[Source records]
-- Opening Marker --

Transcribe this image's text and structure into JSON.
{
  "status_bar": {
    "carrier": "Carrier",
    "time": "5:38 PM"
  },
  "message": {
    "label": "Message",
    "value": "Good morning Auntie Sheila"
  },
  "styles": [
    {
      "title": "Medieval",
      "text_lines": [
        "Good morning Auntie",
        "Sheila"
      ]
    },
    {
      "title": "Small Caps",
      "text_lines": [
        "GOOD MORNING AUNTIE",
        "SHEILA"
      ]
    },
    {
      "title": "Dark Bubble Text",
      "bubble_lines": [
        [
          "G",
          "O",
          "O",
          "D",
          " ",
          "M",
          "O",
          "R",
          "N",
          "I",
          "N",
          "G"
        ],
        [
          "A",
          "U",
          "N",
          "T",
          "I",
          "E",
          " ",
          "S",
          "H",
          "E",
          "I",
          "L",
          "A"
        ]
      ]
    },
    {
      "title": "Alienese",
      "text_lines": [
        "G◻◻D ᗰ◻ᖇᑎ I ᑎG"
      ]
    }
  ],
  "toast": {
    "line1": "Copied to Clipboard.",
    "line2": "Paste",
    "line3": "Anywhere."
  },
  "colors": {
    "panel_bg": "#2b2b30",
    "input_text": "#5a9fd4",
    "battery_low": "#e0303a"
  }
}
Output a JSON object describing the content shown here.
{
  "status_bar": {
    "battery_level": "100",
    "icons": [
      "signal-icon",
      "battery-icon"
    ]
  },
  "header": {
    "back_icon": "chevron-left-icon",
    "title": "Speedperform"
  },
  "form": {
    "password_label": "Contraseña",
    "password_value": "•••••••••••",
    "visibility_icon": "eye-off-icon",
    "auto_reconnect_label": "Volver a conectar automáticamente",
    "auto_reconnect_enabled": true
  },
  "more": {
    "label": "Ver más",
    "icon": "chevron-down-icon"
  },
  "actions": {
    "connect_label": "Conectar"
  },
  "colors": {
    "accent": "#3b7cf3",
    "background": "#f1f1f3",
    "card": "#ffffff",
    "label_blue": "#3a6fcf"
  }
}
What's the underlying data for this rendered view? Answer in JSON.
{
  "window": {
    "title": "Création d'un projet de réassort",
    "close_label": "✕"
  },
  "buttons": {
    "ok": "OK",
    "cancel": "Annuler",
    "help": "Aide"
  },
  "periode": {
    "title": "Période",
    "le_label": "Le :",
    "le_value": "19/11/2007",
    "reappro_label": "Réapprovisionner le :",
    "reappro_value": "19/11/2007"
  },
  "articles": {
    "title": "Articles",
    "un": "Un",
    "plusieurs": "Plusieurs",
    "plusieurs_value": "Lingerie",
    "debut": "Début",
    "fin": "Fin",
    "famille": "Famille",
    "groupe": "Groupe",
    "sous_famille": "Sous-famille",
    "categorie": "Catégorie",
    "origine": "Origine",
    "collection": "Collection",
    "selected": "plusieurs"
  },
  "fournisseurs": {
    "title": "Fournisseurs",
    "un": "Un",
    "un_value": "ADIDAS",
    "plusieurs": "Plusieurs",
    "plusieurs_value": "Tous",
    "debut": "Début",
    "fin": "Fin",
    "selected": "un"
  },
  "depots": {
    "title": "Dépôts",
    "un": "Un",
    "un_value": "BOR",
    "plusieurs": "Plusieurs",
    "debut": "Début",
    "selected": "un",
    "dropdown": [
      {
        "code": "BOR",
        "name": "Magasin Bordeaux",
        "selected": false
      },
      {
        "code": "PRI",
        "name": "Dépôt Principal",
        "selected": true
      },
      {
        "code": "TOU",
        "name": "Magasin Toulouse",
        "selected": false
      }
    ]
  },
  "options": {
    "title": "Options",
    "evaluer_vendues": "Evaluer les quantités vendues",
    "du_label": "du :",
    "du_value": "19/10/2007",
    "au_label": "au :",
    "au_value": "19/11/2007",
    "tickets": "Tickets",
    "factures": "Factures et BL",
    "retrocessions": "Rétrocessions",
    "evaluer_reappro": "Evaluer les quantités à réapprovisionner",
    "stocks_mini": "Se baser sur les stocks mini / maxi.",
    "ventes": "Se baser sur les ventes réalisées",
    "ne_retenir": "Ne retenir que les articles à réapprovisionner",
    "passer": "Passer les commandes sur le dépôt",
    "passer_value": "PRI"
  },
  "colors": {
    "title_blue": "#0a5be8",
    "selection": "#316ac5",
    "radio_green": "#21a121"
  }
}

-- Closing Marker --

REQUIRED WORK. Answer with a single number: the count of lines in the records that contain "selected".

YOUR SOLUTION. 6